(Data about app and page elements)
---
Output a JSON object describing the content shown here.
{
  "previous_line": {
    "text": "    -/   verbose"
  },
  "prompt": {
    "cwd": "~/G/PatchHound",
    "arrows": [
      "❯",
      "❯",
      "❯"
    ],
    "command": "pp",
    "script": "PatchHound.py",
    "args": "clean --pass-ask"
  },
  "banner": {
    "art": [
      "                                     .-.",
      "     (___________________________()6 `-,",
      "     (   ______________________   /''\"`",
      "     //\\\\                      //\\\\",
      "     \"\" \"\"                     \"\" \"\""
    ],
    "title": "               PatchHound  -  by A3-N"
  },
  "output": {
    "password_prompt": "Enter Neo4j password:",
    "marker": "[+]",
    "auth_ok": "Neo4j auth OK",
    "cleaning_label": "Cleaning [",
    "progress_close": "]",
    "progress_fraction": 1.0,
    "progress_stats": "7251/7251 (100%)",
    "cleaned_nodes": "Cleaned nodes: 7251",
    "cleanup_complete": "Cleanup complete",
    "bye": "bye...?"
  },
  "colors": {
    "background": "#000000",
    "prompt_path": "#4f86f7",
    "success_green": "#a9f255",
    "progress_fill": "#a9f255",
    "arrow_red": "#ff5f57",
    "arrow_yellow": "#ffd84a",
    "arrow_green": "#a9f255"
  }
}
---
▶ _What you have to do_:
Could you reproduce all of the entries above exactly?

▶ _Answer_:
Output a JSON object describing the content shown here.
{
  "previous_line": {
    "text": "    -/   verbose"
  },
  "prompt": {
    "cwd": "~/G/PatchHound",
    "arrows": [
      "❯",
      "❯",
      "❯"
    ],
    "command": "pp",
    "script": "PatchHound.py",
    "args": "clean --pass-ask"
  },
  "banner": {
    "art": [
      "                                     .-.",
      "     (___________________________()6 `-,",
      "     (   ______________________   /''\"`",
      "     //\\\\                      //\\\\",
      "     \"\" \"\"                     \"\" \"\""
    ],
    "title": "               PatchHound  -  by A3-N"
  },
  "output": {
    "password_prompt": "Enter Neo4j password:",
    "marker": "[+]",
    "auth_ok": "Neo4j auth OK",
    "cleaning_label": "Cleaning [",
    "progress_close": "]",
    "progress_fraction": 1.0,
    "progress_stats": "7251/7251 (100%)",
    "cleaned_nodes": "Cleaned nodes: 7251",
    "cleanup_complete": "Cleanup complete",
    "bye": "bye...?"
  },
  "colors": {
    "background": "#000000",
    "prompt_path": "#4f86f7",
    "success_green": "#a9f255",
    "progress_fill": "#a9f255",
    "arrow_red": "#ff5f57",
    "arrow_yellow": "#ffd84a",
    "arrow_green": "#a9f255"
  }
}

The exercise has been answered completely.